"This is not a game. This is real. If you can, please seek higher ground now," Paterson Mayor Jeffery Jones told residents on Saturday, warning them that it could take at least two days for the Passaic River to completely recede.
Jones said he expects that roughly 1,500 residents will have to be evacuated from their homes on Sunday, and that shelters were being set up and six fire department rescue boats would be available to help residents if needed.
Jones was among dozens of officials from Maryland to Maine who were monitoring rivers, creeks and streams that had or were poised to overflow their banks, causing more hardships for communities where major flooding forced hundreds of people from their homes.
But by late Saturday afternoon, the only major problems areas appeared to be in portions of New Jersey, New York and Pennsylvania. And Mother Nature appeared to be giving the region a break: The National Weather Service said no major rains were expected there for several days, giving those areas a chance to dry out after the waterways drop back below flood levels.
But that provided little relief for evacuated residents who remained in shelters on Saturday, unsure of when they would be able to return home and how much damage the floods had caused.
"This is getting to be a regular occurrence, a greatly unwelcome regular occurrence," said Mary Beth Thompson of Little Falls, who was temporarily staying with friends in central New Jersey and checking television coverage and the Internet for weather updates. "This is my third time flooded out, and it seems to make me more anxious each time."
New York state from Manhattan to the Canadian border was under a flood watch as heavy rains and melting snow closed roads. And there were major concerns in New England that rising waters could break up river ice, creating ice jams that can cause flooding.

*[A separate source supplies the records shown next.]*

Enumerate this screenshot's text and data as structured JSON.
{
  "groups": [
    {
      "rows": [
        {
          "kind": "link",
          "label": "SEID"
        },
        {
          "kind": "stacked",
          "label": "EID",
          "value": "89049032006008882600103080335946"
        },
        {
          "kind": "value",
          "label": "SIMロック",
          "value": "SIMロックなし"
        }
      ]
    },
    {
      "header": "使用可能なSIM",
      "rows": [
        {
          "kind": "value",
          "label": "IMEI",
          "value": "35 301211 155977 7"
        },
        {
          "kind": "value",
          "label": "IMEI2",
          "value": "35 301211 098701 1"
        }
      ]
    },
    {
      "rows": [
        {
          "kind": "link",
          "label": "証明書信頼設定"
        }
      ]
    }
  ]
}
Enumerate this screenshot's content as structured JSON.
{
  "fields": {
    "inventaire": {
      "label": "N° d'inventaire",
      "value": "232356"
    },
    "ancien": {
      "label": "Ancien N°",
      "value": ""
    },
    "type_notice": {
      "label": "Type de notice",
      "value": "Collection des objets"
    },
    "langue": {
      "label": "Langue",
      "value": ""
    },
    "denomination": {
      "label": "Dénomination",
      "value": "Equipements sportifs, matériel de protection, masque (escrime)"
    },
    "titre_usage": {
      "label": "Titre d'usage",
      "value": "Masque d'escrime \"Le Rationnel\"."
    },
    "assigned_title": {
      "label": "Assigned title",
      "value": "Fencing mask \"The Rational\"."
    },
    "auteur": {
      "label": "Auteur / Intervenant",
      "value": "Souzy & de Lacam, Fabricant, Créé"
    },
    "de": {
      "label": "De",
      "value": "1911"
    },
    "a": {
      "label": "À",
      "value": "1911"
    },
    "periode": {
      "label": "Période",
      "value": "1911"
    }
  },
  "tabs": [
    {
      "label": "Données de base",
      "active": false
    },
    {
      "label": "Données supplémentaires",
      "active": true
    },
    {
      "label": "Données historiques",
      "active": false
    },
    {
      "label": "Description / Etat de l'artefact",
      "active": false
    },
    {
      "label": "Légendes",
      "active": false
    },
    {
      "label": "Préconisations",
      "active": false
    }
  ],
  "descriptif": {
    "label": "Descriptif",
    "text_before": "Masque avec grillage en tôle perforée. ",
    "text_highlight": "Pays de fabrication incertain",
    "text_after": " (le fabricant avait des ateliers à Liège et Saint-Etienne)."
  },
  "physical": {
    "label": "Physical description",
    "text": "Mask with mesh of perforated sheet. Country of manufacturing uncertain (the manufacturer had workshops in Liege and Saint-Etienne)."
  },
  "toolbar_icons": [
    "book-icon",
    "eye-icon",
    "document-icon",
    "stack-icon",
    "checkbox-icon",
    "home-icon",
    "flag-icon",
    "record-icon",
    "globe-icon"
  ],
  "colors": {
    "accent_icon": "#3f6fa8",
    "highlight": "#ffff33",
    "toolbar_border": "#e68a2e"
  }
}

The Coast Guard said it started its springtime ice-breaking ritual Saturday on the Kennebec River, and will continue through Tuesday to reduce the risk of property damage.
Meanwhile, flooding along the rain-swollen Susquehanna River in northeastern Pennsylvania caused some road closures Saturday and sent water into some basements, but no serious problems were reported.
Police in Pittsburgh had set up detours for revelers coming into the city for Saturday morning's St. Patrick's Day parade. The detours were to help motorists avoid flooding in the low-lying sections of Interstate 376 along the Monongahela, though the waters had started receding by early Saturday afternoon.
The flooding was blamed for at least two deaths.
A 74-year-old Pennsylvania man's car was swept into Swatara Creek on Thursday in Pine Grove, about 75 miles northwest of Philadelphia. And a woman drowned in Ohio on Friday after getting out of her car in a ditch in Williams County.